‘I’m so happy to have realised my dream,’ says Giorgia. ‘I’ve been working on this since I was a little girl.’

Her Dad says, ‘She is bravissima [very brave]. I’m really proud of her – although I’m still not sure that being a gondolier is woman’s work.’

‘I’m sure that with experience Giorgia will be able to do it.’

It sounds like Giorgia will have her work cut out for her to prove that she’s just as good at rowing a gondola as her male colleagues!

Good luck, Giorgia! What a wonderful job you have in one of the most beautiful – and unusual – cities in the world.

PrayerDear Father,

Thank you for the ingenuity and creativity that encourage people to build a beautiful and unusual city like Venice. Teach us to love and respect the history around us and to enjoy the local traditions wherever we visit in the world. Amen.

Each village, town and city in the world has its own traditions. The traditions of Venice are unusual because of its watery location, but respecting tradition and differences wherever we find them will help us to understand the people who live there and enjoy them as tourists.

Further information

  • The woods used to make gondolas are: lime, larch, oak, fir, cherry, elm and mahogany. The oars are made from beech and the rowlocks from walnut.
  • The reason the wooden piles on which Venice is built don’t decay is because of the lack of oxygen in the water there.
  • Nobody knows for sure where the word ‘gondola’ comes from.

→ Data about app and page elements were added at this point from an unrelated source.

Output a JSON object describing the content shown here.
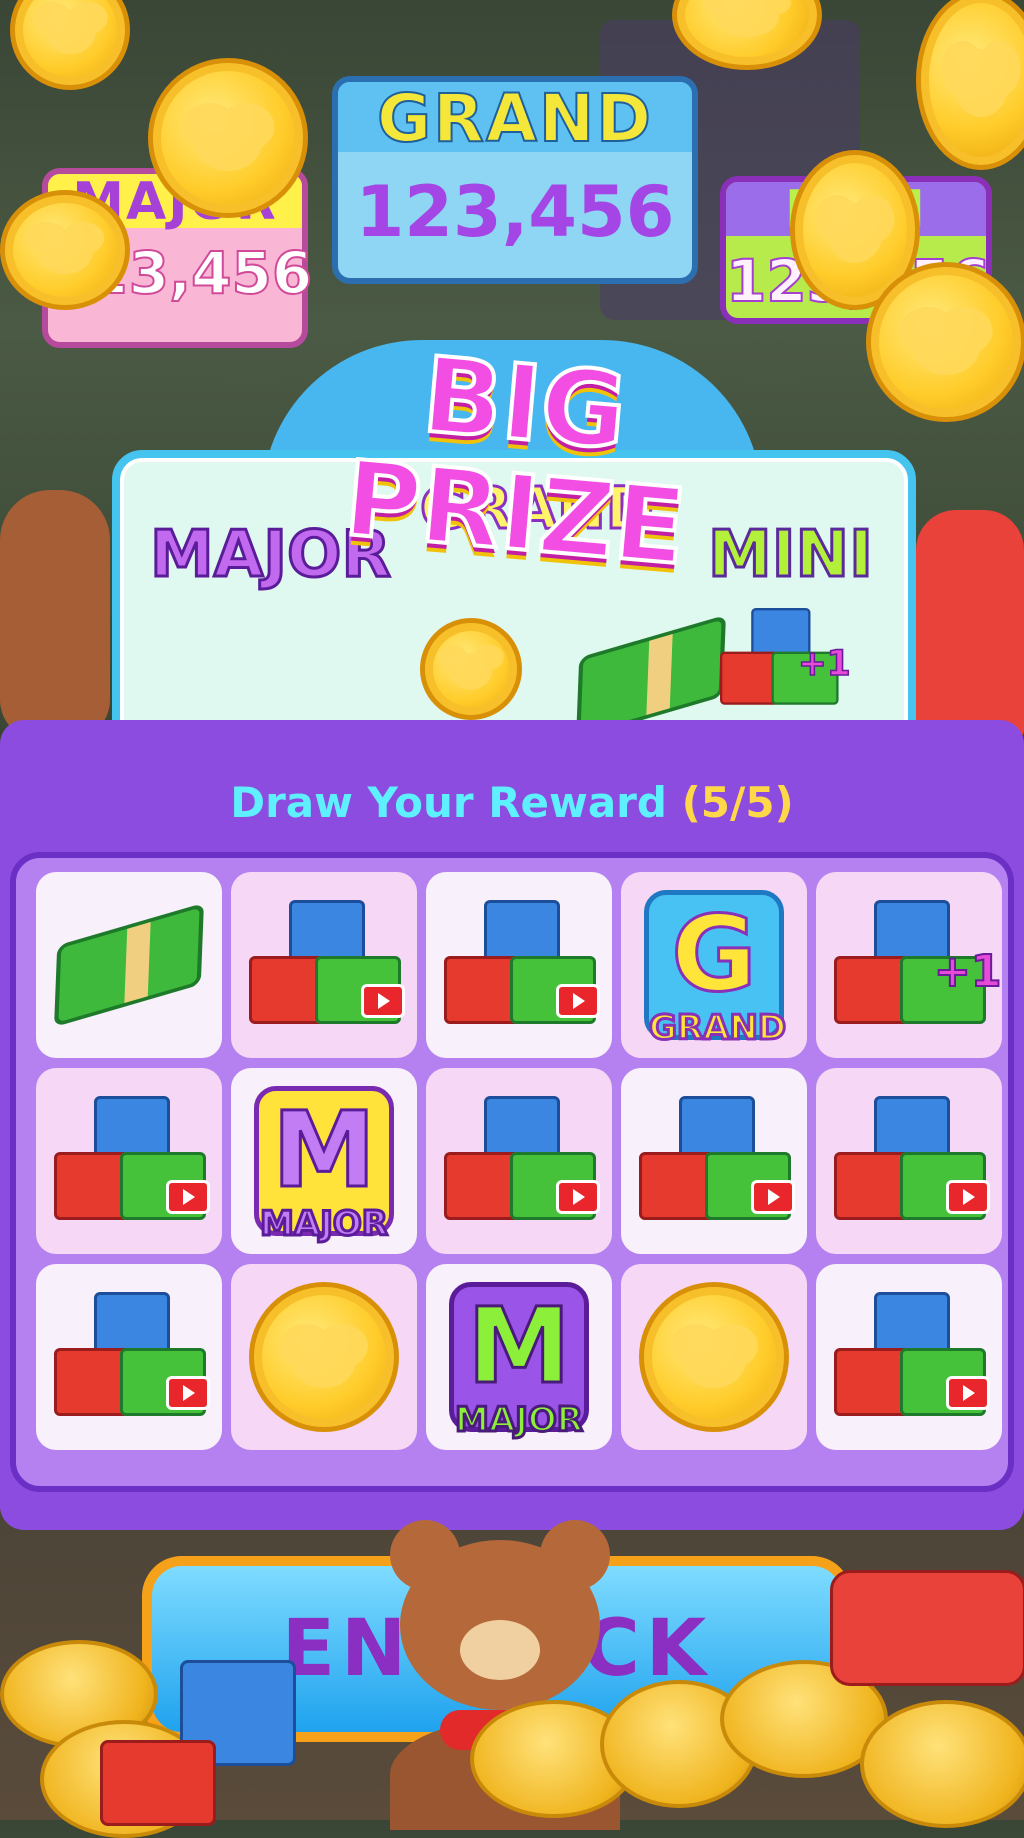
{
  "jackpots": {
    "major": {
      "label": "MAJOR",
      "value": "123,456"
    },
    "grand": {
      "label": "GRAND",
      "value": "123,456"
    },
    "mini": {
      "label": "MINI",
      "value": "123,456"
    }
  },
  "big_prize": {
    "title": "BIG PRIZE",
    "grand_label": "GRAND",
    "major_label": "MAJOR",
    "mini_label": "MINI",
    "icons": [
      "coin-icon",
      "cash-stack-icon",
      "blocks-plus-one-icon"
    ],
    "plus_one": "+1"
  },
  "draw": {
    "title": "Draw Your Reward",
    "count": "(5/5)"
  },
  "grid": {
    "tiles": [
      {
        "type": "cash",
        "icon": "cash-stack-icon"
      },
      {
        "type": "blocks-ad",
        "icon": "blocks-video-icon"
      },
      {
        "type": "blocks-ad",
        "icon": "blocks-video-icon"
      },
      {
        "type": "grand",
        "letter": "G",
        "label": "GRAND"
      },
      {
        "type": "blocks-plus",
        "icon": "blocks-plus-one-icon",
        "plus": "+1"
      },
      {
        "type": "blocks-ad",
        "icon": "blocks-video-icon"
      },
      {
        "type": "major-y",
        "letter": "M",
        "label": "MAJOR"
      },
      {
        "type": "blocks-ad",
        "icon": "blocks-video-icon"
      },
      {
        "type": "blocks-ad",
        "icon": "blocks-video-icon"
      },
      {
        "type": "blocks-ad",
        "icon": "blocks-video-icon"
      },
      {
        "type": "blocks-ad",
        "icon": "blocks-video-icon"
      },
      {
        "type": "coin",
        "icon": "coin-icon"
      },
      {
        "type": "major-p",
        "letter": "M",
        "label": "MAJOR"
      },
      {
        "type": "coin",
        "icon": "coin-icon"
      },
      {
        "type": "blocks-ad",
        "icon": "blocks-video-icon"
      }
    ]
  },
  "end_button": {
    "label": "END    ACK"
  },
  "colors": {
    "accent_purple": "#8d4ce0",
    "draw_title_cyan": "#5ff0ff",
    "count_yellow": "#ffd84a",
    "button_blue": "#1fa2ee",
    "button_border": "#f5a21a"
  }
}
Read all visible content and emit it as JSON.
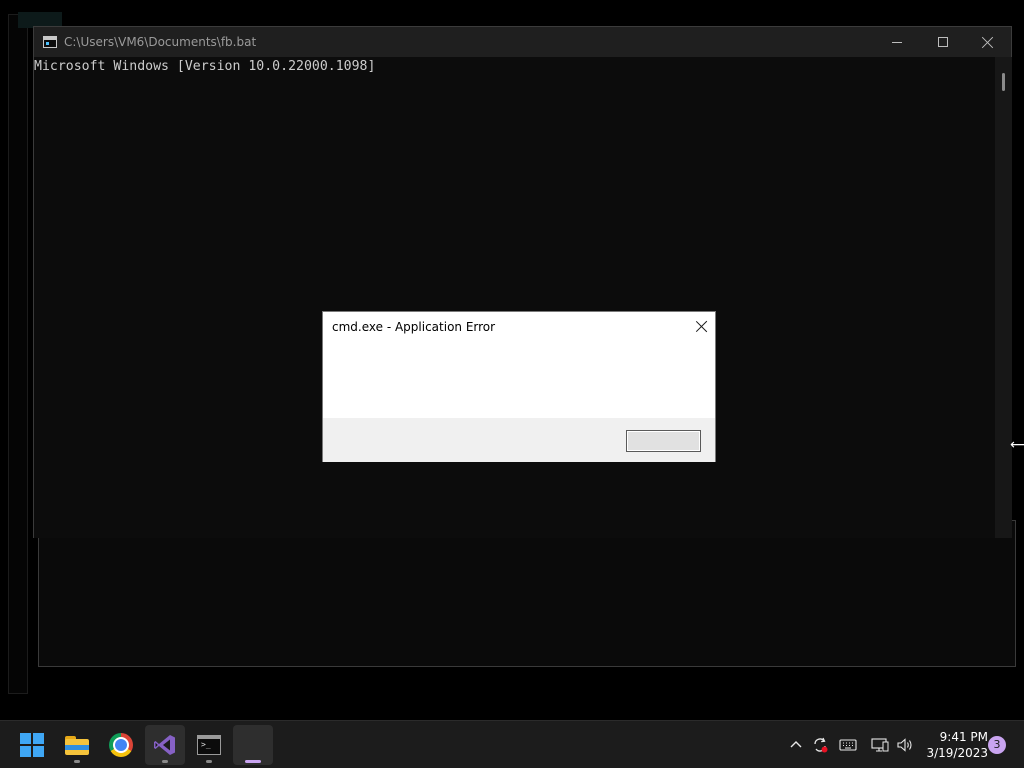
{
  "console": {
    "title": "C:\\Users\\VM6\\Documents\\fb.bat",
    "lines": [
      "Microsoft Windows [Version 10.0.22000.1098]"
    ]
  },
  "dialog": {
    "title": "cmd.exe - Application Error",
    "button_label": ""
  },
  "taskbar": {
    "apps": [
      {
        "name": "start",
        "icon": "windows-start-icon"
      },
      {
        "name": "file-explorer",
        "icon": "folder-icon"
      },
      {
        "name": "chrome",
        "icon": "chrome-icon"
      },
      {
        "name": "visual-studio",
        "icon": "visual-studio-icon"
      },
      {
        "name": "command-prompt",
        "icon": "cmd-icon"
      },
      {
        "name": "blank-app",
        "icon": "blank-icon"
      }
    ],
    "tray": {
      "time": "9:41 PM",
      "date": "3/19/2023",
      "notification_count": "3"
    }
  },
  "colors": {
    "console_bg": "#0c0c0c",
    "console_text": "#cccccc",
    "accent": "#c9a4f0",
    "start_blue": "#3fa7f5"
  }
}
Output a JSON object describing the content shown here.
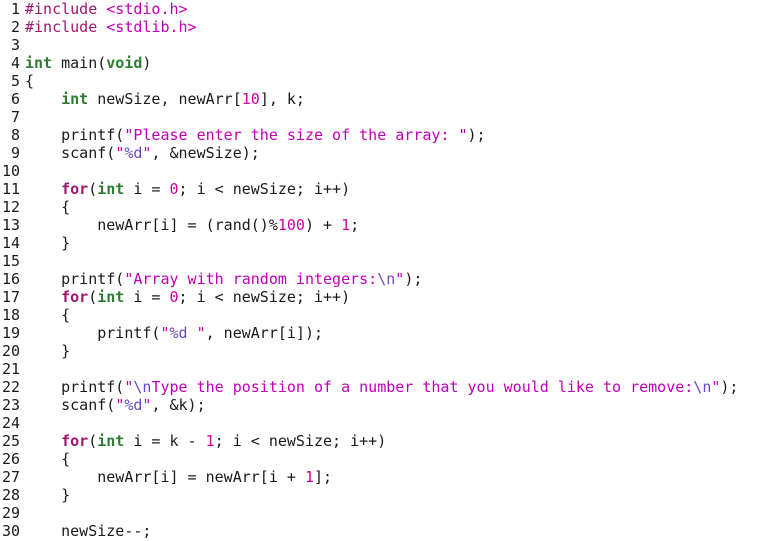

This e-bulletin issue was first published in July 2009

About the author: Jane A. C. West